Because the economy apparently just barely skirted a recession, the market's performance immediately before and after the nine postwar recessions may be relevant to the current period. In those nine instances, stocks started to rise from three to eight months before the economy turned up, with the average lead time five months. That would fit with a market bottom in early April of this year and an economic upturn getting under way this quarter. From the end of the nine postwar recessions to six months later, the S&P 500 averaged a gain of 14%.
The current P/E ratio of the S&P 500 index is high on a historical basis. But we at S&P feel this is justified, for several reasons. One is that the present is probably the low point of the earnings cycle, and depressed earnings raise P/Es. Another is that productivity is expected to remain elevated for some years. High productivity helps keep inflation and interest rates low and boosts corporate efficiency, leading to higher-than-normal stock valuations.

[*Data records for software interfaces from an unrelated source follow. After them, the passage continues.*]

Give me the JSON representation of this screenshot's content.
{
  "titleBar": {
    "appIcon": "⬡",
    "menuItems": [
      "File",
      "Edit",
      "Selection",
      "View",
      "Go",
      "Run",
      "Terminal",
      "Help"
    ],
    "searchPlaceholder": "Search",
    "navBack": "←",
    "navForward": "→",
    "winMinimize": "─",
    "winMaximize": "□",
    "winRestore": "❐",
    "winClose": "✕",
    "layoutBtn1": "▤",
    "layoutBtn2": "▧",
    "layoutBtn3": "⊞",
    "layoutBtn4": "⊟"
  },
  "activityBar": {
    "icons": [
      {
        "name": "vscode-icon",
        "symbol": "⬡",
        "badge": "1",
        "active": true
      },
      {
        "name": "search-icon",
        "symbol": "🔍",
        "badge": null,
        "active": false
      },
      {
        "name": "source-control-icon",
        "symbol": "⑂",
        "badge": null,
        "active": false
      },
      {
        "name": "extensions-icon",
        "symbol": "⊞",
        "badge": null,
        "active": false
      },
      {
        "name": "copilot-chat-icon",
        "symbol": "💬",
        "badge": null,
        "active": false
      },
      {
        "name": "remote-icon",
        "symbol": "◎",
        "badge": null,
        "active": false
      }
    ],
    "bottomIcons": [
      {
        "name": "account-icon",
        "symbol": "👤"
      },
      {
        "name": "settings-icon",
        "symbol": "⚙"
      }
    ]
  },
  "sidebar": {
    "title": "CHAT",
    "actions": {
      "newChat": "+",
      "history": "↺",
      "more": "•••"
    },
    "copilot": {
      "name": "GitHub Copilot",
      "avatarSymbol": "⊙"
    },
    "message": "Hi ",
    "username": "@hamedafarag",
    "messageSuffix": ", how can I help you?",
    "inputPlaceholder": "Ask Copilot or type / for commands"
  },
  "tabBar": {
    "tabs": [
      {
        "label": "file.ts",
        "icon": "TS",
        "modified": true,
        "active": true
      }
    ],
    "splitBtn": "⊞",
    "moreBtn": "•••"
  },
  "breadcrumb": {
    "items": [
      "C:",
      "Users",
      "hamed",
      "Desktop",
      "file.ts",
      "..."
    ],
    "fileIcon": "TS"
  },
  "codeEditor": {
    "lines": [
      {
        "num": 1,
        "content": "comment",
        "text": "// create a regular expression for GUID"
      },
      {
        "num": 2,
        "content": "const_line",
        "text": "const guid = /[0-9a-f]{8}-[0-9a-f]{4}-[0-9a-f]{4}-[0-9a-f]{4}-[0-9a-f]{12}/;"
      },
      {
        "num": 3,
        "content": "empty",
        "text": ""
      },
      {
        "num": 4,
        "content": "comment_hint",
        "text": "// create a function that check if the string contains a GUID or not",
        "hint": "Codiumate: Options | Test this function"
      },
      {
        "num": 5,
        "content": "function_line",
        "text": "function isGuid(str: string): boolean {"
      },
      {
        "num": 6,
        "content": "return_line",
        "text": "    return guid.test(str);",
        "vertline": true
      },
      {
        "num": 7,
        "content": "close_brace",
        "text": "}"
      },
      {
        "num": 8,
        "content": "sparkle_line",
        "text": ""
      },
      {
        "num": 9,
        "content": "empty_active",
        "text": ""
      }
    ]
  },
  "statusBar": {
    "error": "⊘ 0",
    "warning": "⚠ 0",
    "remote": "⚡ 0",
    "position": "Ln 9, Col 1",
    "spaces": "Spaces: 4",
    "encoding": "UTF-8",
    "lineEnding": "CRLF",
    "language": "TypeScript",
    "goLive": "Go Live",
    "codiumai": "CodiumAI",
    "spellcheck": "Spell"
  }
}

Also, a more generous multiple is warranted because the earnings growth potential of the S&P 500 has increased as the composition of the index has shifted over the years toward the technology and service sectors and away from manufacturing, reflecting the changing nature of the economy.
Finally, the economy these days is either better managed or less cyclical, as suggested by the extraordinary longevity of the current expansion. Reduced economic volatility should translate to higher P/Es for stocks.
We at S&P regard the market's risk-reward ratio looking out six to 12 months as favorable. Maintain an allocation of 70% equities, 25% bonds and 5% cash. Kaufman is editor of Standard & Poor's weekly investing newsletter, The Outlook